ROBERT SIEGEL, host:
There was some more bad economic news this morning. New home sales fell 26 percent last year; that's the biggest drop on record. Some economists say this is yet another sign the U.S. economy is headed for a recession. But here's a paradox. When the stock market heard the news on housing, it went up. The Dow Jones closed more than 170 points up on the day.
NPR's Adam Davidson joins us from New York to make sense of that confusing picture.
And, Adam, let's start with something basic. Why is it that new home sales number is so important? How does it affect the rest of us who aren't in the business of selling homes?
ADAM DAVIDSON: I was thinking earlier today how to think about new home sales, and I imagined an imaginary neighborhood. Let's say there's a guy named Arnold(ph) and his house is a little small, he wants to move. Well, what we learned today is he didn't move. He didn't buy a new house. And that actually is bad news for the rest of us. Because that means first of all, Arnold is probably pretty pessimistic about the economy. Maybe he lost his job or he's not making as much. It also means he's not going to buy carpeting, he's not going to buy a new fridge or a new stove. He's not going to spend money that will stimulate our economy. This is the fiscal stimulus thing we keep hearing about.
DAVIDSON: So that is bad news for us. There's a second person, let's call her Betty(ph).
DAVIDSON: Betty is the one who was going to sell her home to Arnold, and since Betty didn't sell the home, she didn't make money.
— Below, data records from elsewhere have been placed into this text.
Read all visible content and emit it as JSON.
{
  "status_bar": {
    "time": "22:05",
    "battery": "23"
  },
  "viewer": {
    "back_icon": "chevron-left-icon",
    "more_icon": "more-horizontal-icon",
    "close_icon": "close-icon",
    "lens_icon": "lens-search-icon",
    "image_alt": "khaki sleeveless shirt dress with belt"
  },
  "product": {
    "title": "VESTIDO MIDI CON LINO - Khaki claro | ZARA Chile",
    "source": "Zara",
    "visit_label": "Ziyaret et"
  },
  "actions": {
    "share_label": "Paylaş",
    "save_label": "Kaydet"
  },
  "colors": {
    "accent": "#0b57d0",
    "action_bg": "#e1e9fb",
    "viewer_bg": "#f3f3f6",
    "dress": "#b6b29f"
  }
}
That's bad news. But there's a third person, let's call him Claudio(ph). He lives down the block from Arnold and Betty. He had no intention of selling his home. He loves his home. But he's affected, too, because what he learns is that when Arnold doesn't buy Betty's home, when there are fewer people buying homes, the price of his home, the value does not go up. In fact, it might go down. And Claudio uses the value of his home, he gets a loan from the bank against the value of his home and that funds him buying TVs, buying a new car, taking his wife on vacation.
So Arnold is sad. Betty is sad. But Claudio is sad, too, and there are a lot more Claudios out there who are affected.
SIEGEL: So it's a bad day for Arnold, Betty and Claudio. Why, then, should those investors Durwood(ph) and Eleanor(ph), why would they see the stock market go up in response to the bad news for Arnold, Betty and Claudio?
DAVIDSON: Well, Durwood and Eleanor are looking at a fifth, sixth guy - I forgot where we're up to, Ben - Ben Bernanke. And what they realize is that all this bad news about Arnold, Betty and Claudio is bad news from last year. This data is a month old.
So what they know is Ben Bernanke is looking at this and thinking, wow, the economy really was doing poorly even though I had a surprise interest rate cut last week, a dramatic move, I might do that again this week. He's meeting tomorrow with the Federal Open Markets Committee, these are the people who set that benchmark Fed funds rate. And now, Durwood and Eleanor, the investors, are thinking that he is going to lower interest rates again. Maybe half a percentage point, maybe three-quarters of a percentage point, very big moves. And that means there's going to be a lot more cash out there, companies are going to be able borrow and spend more. And that means stock prices might continue to rise.
SIEGEL: Yes, Ben, of course, is at the Fed, which begins with F. This is a busy week for financial information. Every day we're getting some new data here. What else will we learn this week after the housing numbers?
DAVIDSON: It's possible that by Friday, we will have a much better picture of how this economy is doing. This might be a pivotal week. We're going to know a lot more about employment, how many people are working, how much money they're making, how they're spending that money. That is crucial information. We're obviously going to find out what Ben decides, and we're going to get consumer confidence numbers, which will give us a sense of how all these people are feeling about the economy, which gives us a sense of how much they're going to be spending next week and the week after that.
SIEGEL: Adam Davidson, thank you very much for talking with us.
DAVIDSON: Thank you so much, Robert.